ACTIVITY: Wherever the string "title" shows up in the records below, return that line.

Records drawn from a dataset:
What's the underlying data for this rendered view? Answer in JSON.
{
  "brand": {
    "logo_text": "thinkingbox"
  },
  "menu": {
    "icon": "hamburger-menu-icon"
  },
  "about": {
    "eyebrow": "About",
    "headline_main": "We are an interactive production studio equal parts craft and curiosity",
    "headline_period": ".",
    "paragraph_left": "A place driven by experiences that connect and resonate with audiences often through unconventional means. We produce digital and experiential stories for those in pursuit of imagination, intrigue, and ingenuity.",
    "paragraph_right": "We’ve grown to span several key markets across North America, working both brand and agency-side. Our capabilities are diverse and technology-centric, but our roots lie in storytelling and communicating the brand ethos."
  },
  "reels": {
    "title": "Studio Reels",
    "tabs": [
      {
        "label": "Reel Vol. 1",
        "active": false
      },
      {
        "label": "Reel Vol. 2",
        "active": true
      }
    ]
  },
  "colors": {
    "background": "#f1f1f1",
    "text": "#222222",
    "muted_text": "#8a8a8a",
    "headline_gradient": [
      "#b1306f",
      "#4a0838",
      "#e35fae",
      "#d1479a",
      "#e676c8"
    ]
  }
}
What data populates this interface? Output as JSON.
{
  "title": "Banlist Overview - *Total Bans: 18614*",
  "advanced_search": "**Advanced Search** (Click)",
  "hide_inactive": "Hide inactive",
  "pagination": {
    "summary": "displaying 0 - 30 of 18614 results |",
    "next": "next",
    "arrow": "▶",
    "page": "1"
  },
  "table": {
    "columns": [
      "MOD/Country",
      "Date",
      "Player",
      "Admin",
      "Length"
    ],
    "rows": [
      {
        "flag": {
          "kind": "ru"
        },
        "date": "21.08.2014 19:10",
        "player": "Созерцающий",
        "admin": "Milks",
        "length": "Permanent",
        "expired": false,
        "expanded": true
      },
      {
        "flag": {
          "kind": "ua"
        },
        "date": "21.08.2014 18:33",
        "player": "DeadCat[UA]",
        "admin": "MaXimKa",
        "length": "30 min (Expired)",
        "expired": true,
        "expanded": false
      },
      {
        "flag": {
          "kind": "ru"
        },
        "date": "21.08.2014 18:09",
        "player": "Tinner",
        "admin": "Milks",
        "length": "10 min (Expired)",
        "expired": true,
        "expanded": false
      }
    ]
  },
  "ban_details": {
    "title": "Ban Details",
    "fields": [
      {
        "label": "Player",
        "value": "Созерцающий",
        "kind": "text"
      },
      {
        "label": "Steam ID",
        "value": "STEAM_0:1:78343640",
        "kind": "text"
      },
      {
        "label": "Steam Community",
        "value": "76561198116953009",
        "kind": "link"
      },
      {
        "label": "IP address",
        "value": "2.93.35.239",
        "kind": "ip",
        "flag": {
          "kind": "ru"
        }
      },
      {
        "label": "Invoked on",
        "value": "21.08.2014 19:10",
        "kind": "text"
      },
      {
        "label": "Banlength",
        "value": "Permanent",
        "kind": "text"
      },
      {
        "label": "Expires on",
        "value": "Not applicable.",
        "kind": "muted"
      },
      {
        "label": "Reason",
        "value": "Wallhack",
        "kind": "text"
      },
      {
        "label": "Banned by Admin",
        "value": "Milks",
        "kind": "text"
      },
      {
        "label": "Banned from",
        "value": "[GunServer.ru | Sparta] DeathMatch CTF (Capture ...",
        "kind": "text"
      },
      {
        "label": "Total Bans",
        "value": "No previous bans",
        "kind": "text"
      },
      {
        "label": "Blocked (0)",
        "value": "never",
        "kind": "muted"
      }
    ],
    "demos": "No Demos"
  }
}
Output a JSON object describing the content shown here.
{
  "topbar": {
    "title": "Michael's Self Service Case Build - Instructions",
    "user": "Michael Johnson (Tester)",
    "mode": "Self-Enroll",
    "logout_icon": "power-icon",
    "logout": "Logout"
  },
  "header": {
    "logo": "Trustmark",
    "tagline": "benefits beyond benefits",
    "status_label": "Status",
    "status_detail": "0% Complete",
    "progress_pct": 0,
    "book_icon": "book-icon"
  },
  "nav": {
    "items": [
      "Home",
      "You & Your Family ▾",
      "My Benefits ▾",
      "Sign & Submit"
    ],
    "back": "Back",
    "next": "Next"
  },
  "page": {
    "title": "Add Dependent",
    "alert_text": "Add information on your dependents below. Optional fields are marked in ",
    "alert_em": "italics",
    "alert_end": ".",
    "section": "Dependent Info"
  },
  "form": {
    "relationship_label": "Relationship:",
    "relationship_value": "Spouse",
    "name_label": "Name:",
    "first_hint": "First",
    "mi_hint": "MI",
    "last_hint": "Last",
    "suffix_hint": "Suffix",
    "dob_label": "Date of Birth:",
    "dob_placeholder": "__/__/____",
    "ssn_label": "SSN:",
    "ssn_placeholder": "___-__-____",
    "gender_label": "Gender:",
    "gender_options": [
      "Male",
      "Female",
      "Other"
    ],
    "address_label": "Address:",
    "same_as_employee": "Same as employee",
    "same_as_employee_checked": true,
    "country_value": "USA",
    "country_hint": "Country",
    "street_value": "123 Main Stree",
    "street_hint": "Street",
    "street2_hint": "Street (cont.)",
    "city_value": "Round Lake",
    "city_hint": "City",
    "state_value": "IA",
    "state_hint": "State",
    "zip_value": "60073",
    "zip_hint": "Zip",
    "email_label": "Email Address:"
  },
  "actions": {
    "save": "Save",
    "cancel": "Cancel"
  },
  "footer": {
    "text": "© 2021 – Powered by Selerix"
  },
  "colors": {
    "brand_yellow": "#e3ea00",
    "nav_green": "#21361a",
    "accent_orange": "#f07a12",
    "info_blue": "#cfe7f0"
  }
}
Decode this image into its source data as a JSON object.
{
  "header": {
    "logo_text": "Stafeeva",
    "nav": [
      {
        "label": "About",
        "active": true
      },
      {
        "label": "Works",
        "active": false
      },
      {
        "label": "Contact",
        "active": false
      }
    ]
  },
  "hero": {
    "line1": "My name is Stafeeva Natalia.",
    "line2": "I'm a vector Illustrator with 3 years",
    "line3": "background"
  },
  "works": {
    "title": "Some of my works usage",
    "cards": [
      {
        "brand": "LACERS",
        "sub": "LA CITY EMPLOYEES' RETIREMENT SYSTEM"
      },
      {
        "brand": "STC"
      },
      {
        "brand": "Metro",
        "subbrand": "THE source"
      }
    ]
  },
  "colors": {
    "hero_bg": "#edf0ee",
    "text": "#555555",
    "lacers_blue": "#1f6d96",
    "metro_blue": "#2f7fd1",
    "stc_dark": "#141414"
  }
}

RESULT OF THIS EXERCISE:
    "title": "Studio Reels",
  "title": "Banlist Overview - *Total Bans: 18614*",
    "title": "Ban Details",
    "title": "Michael's Self Service Case Build - Instructions",
    "title": "Add Dependent",
    "title": "Some of my works usage",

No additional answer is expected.